▶ _Exercise instructions_
From the entries that follow, list every line in which the string "amount" appears.
___ Given data ___
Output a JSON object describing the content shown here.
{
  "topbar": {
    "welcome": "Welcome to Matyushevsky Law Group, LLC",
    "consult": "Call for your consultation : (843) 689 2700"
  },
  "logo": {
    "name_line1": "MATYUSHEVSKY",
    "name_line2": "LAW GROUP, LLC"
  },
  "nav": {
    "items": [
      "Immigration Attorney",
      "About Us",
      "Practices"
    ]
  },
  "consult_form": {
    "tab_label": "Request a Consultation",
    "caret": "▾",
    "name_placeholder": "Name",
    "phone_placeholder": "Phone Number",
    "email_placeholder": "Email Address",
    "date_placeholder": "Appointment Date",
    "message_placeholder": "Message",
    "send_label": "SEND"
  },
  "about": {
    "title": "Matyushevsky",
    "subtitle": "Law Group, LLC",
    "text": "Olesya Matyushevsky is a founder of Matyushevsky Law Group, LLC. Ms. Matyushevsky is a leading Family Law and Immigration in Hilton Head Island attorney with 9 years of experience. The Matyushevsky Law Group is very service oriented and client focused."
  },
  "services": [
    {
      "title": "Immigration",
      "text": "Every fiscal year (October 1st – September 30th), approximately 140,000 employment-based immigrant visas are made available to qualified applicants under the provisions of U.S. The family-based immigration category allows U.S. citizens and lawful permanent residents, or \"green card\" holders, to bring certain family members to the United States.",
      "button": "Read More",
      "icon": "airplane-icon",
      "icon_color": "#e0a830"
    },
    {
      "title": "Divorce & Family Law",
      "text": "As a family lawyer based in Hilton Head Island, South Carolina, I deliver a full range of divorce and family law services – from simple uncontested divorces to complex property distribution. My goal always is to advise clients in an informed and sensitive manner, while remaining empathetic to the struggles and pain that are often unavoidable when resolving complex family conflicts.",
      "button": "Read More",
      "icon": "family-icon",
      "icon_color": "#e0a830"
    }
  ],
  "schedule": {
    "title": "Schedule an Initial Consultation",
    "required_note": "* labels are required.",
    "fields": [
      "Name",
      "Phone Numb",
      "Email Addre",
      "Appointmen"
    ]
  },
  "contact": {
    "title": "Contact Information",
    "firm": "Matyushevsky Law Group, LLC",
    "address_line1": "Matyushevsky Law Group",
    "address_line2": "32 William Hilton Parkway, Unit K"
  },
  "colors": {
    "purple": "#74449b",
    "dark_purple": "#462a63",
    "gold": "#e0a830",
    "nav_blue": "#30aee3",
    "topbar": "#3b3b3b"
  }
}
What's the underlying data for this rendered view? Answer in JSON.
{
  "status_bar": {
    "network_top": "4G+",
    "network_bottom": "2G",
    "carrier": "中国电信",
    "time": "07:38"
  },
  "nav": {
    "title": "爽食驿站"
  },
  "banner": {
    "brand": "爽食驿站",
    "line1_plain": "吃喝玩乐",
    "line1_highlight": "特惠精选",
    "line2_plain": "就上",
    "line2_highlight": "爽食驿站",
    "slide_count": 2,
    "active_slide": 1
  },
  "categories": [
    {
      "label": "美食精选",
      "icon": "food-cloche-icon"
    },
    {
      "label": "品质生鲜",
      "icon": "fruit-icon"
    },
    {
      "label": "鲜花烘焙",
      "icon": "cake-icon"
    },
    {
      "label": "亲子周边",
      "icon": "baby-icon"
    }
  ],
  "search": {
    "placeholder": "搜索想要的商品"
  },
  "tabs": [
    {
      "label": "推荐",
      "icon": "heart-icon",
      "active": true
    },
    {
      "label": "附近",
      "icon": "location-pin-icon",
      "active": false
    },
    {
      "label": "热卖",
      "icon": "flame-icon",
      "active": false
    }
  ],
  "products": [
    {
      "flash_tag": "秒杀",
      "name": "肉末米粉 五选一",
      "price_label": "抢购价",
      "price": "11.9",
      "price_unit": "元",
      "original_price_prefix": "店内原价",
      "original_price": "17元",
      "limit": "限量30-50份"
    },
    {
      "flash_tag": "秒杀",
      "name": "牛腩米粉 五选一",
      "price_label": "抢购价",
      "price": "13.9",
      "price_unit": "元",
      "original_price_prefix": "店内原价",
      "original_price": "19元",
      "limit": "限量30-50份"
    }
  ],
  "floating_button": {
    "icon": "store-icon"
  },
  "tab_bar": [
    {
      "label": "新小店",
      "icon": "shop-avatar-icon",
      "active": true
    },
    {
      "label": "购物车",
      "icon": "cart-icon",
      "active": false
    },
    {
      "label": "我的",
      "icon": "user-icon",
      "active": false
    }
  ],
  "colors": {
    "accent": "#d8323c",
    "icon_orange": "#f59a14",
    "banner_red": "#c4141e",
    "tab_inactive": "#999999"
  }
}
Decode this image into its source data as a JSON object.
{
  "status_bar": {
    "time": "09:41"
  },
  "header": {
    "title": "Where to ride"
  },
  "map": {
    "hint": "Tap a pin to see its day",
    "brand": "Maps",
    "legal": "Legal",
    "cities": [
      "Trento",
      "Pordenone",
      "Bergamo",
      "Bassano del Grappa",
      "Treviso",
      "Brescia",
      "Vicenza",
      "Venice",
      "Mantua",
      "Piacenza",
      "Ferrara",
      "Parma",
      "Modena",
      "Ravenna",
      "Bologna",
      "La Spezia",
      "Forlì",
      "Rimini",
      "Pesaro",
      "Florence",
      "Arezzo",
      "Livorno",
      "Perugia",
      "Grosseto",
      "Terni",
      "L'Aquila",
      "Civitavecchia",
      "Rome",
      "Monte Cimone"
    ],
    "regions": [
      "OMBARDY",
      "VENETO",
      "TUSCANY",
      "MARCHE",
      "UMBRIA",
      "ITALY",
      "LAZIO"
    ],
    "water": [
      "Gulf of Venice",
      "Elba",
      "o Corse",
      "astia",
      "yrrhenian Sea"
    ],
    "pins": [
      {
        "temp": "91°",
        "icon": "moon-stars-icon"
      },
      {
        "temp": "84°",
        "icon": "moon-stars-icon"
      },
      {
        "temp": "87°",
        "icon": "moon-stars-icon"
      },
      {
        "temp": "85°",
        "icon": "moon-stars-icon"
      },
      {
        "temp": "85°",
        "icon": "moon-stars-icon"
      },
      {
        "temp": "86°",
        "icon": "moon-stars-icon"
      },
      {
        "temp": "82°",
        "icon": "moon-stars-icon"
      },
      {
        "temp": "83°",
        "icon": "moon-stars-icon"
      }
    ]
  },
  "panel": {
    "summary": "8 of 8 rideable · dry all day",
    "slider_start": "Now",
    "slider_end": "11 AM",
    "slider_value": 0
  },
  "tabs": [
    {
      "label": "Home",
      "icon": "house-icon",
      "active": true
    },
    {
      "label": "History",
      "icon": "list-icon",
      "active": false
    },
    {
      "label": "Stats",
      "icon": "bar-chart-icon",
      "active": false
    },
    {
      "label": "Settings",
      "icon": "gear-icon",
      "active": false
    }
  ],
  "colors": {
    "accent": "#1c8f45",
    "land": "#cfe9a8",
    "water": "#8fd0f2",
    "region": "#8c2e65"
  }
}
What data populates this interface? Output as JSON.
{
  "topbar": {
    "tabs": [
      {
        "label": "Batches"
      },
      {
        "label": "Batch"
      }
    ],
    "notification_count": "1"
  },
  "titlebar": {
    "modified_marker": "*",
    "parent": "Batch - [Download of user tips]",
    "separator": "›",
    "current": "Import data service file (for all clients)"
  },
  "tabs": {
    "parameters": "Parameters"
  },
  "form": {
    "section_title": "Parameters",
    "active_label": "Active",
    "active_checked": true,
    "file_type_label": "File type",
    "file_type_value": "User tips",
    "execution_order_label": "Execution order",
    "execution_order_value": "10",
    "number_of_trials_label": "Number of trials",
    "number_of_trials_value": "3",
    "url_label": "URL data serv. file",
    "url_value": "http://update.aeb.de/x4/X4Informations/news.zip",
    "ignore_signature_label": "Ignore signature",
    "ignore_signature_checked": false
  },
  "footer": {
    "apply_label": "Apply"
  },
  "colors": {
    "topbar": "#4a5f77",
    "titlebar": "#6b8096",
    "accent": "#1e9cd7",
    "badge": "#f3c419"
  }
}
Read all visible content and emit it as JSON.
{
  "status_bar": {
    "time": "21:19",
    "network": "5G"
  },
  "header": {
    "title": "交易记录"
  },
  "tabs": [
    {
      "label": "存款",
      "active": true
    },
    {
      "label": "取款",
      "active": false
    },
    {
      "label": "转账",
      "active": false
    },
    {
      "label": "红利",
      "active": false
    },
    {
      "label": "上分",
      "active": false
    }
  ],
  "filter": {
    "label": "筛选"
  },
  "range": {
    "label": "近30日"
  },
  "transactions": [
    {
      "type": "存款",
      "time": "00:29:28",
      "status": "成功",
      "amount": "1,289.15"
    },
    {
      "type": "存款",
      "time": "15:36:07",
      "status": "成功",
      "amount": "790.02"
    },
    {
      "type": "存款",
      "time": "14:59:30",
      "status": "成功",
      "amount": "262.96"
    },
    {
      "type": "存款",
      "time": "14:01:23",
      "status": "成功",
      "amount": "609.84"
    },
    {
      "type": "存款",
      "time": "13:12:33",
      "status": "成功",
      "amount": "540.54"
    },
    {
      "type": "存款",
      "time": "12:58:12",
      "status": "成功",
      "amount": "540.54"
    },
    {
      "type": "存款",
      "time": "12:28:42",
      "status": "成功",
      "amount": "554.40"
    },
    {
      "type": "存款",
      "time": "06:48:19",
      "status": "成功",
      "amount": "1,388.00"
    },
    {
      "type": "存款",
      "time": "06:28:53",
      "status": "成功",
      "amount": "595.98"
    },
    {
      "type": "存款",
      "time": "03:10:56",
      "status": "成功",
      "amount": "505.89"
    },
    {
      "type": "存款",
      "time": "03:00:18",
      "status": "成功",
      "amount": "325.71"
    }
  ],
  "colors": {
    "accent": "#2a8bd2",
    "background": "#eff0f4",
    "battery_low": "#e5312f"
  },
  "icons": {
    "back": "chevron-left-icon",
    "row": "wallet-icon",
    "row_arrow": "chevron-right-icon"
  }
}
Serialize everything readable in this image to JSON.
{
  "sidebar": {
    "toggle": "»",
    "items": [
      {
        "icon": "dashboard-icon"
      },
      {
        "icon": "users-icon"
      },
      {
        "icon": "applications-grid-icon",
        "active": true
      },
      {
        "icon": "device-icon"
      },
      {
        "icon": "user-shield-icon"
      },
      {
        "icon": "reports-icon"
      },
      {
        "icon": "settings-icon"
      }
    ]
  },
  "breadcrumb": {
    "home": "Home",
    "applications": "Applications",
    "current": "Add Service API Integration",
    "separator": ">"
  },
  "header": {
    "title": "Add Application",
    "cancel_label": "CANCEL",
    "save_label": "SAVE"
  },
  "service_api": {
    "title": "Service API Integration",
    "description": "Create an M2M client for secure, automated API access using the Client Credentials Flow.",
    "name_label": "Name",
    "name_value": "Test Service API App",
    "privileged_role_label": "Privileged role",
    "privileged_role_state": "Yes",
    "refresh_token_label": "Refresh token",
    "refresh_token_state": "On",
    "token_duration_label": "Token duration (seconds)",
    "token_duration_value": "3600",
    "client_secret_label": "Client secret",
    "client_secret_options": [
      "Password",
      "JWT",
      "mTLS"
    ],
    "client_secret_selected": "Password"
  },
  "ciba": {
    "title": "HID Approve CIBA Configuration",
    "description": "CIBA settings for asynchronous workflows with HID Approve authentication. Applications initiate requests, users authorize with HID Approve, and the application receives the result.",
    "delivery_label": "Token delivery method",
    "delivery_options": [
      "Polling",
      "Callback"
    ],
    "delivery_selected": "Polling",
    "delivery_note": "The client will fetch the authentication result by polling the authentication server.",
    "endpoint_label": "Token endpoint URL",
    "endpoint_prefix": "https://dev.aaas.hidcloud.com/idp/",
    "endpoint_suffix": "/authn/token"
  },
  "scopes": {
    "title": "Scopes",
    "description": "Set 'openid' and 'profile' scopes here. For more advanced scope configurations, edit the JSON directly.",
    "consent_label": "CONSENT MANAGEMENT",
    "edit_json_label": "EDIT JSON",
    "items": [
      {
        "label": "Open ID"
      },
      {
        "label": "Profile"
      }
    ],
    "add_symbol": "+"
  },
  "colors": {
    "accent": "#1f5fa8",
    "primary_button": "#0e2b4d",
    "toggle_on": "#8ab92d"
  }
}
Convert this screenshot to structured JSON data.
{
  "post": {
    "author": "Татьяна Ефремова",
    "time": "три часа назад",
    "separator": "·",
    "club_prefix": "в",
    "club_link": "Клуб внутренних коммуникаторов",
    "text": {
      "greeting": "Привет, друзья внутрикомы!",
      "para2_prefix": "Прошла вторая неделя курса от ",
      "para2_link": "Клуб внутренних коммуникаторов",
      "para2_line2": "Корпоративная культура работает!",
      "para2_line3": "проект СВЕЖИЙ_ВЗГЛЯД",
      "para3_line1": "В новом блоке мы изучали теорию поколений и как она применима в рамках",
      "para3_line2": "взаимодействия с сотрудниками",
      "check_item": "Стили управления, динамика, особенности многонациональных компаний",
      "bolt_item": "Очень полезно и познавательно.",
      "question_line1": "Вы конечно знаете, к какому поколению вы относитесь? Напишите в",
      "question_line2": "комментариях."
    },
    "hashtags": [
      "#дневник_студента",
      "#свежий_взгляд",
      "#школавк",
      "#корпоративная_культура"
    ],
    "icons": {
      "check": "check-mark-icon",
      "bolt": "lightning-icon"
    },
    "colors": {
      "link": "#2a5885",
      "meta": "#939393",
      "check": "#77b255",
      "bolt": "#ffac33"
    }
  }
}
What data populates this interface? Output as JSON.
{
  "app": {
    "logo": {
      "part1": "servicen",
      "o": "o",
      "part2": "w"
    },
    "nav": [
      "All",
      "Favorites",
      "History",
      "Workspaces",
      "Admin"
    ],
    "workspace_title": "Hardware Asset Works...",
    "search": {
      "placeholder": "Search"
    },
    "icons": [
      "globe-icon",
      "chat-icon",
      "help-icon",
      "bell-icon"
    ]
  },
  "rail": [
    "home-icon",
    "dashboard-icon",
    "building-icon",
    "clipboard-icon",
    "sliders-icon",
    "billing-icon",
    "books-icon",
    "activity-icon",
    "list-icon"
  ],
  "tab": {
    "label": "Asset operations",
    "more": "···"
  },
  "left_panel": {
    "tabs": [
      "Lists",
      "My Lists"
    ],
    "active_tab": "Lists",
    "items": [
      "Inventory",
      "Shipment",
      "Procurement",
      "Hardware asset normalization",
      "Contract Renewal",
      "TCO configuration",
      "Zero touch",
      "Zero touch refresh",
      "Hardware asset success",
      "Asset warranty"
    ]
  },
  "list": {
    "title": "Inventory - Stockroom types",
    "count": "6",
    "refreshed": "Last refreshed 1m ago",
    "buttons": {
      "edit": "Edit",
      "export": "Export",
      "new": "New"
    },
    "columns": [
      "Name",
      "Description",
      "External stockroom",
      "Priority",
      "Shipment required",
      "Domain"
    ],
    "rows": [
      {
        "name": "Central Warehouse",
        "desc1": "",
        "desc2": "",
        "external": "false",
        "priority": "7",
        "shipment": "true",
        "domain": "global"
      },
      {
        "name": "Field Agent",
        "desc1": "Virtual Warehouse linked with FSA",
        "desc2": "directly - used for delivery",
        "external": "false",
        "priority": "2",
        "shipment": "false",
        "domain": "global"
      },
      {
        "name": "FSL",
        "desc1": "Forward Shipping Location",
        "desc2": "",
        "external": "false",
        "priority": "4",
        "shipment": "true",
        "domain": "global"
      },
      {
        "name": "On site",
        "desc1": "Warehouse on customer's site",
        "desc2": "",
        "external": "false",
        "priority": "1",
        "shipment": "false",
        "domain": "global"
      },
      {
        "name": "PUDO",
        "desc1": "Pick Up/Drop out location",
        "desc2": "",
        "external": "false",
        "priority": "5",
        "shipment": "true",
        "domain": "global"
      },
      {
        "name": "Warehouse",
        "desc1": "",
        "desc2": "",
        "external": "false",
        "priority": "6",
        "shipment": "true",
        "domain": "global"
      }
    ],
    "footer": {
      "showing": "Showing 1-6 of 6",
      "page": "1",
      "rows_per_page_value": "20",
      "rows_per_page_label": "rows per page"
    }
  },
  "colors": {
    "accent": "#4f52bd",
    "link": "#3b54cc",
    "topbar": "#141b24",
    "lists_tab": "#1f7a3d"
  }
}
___
▶ _Written response_
      "amount": "1,289.15"
      "amount": "790.02"
      "amount": "262.96"
      "amount": "609.84"
      "amount": "540.54"
      "amount": "540.54"
      "amount": "554.40"
      "amount": "1,388.00"
      "amount": "595.98"
      "amount": "505.89"
      "amount": "325.71"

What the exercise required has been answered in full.